Information shown Start Marker
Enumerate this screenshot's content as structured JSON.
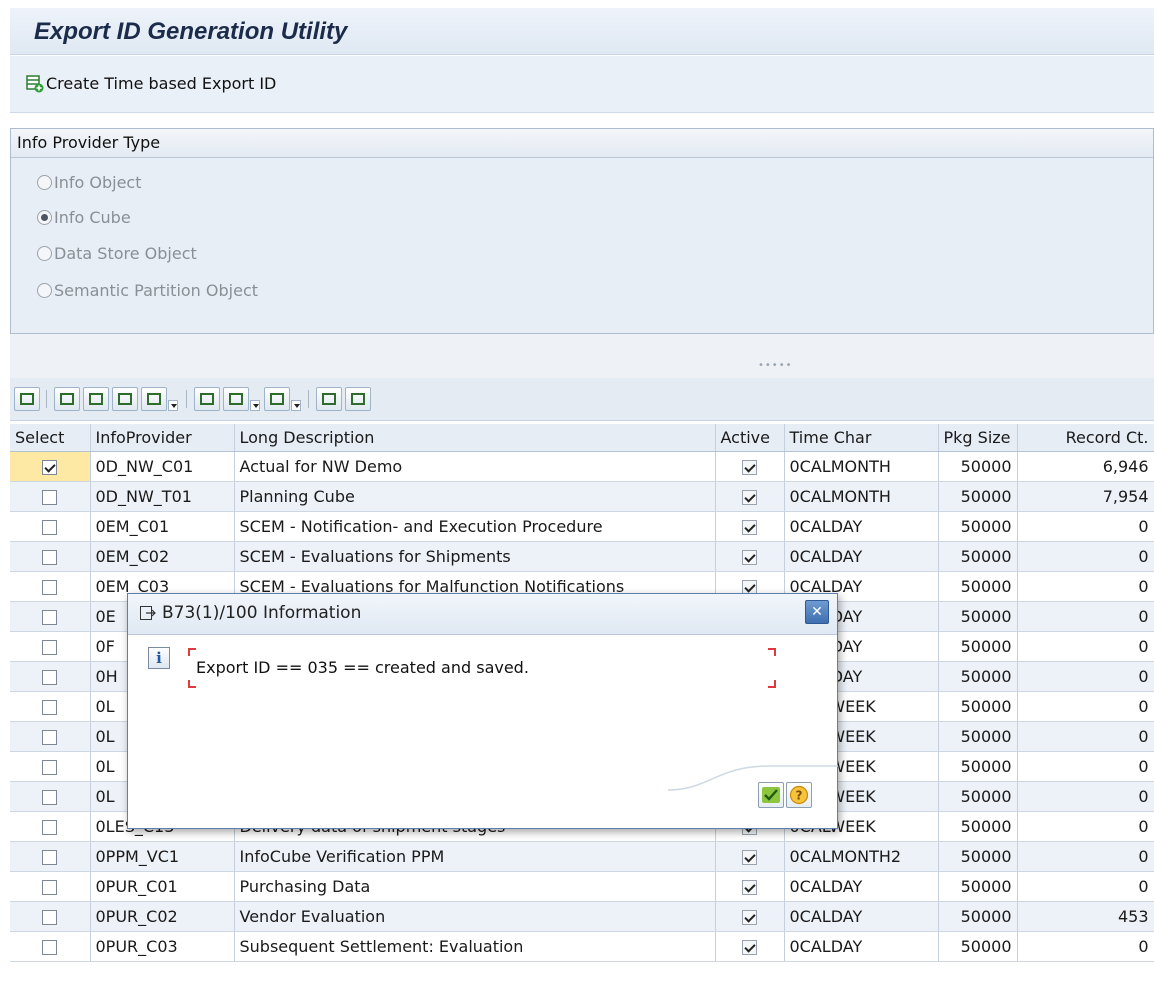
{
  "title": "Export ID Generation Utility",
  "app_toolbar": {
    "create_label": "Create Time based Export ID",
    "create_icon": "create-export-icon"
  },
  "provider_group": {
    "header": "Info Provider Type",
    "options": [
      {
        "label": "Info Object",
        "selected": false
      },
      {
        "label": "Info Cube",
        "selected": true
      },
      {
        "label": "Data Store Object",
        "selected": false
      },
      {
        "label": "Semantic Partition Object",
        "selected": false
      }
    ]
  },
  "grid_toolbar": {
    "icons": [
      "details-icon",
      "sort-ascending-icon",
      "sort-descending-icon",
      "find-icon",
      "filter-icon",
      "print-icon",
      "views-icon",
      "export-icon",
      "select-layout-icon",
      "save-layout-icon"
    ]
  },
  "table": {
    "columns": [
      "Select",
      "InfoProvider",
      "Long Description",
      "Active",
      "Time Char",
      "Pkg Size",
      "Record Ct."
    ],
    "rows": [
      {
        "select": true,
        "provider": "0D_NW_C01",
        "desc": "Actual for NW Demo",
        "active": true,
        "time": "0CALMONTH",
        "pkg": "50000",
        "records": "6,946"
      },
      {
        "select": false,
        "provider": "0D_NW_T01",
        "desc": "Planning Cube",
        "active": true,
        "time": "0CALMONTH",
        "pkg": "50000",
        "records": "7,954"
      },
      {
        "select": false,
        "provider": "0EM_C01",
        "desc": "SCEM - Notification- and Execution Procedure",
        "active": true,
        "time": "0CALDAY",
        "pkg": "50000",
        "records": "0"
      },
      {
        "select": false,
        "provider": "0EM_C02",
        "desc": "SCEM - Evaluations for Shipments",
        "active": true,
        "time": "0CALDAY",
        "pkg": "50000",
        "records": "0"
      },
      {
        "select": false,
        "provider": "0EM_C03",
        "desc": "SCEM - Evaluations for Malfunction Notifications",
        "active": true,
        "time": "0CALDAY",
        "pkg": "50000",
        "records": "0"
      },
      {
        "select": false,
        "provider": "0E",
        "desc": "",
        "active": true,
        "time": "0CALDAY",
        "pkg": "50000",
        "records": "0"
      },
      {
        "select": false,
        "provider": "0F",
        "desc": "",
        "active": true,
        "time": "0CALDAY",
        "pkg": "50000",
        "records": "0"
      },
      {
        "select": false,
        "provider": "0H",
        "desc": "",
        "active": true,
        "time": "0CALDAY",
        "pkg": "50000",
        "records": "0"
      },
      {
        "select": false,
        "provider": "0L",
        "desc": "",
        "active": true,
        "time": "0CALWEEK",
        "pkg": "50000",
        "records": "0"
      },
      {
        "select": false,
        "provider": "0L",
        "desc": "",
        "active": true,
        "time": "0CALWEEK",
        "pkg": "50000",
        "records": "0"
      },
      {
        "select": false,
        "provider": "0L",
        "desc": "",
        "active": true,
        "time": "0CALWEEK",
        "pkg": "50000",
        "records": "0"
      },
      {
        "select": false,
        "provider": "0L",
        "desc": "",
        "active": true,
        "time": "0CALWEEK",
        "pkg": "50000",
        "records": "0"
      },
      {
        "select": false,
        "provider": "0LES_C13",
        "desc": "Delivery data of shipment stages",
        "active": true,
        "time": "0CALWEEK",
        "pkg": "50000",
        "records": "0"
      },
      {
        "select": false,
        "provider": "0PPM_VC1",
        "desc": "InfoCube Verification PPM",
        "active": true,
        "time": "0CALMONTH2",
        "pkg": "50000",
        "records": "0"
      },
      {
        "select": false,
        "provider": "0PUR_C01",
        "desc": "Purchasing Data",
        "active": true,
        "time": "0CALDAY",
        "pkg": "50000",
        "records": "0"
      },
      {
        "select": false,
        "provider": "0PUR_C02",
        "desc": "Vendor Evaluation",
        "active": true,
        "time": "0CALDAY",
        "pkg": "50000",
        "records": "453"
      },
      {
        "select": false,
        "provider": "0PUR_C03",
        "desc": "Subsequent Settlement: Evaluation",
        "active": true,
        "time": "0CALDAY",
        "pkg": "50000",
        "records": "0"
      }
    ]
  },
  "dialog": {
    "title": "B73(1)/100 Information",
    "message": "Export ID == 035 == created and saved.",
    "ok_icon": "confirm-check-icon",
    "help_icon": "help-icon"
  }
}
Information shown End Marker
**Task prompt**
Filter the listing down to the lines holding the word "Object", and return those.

**Solution for this problem**
        "label": "Info Object",
        "label": "Data Store Object",
        "label": "Semantic Partition Object",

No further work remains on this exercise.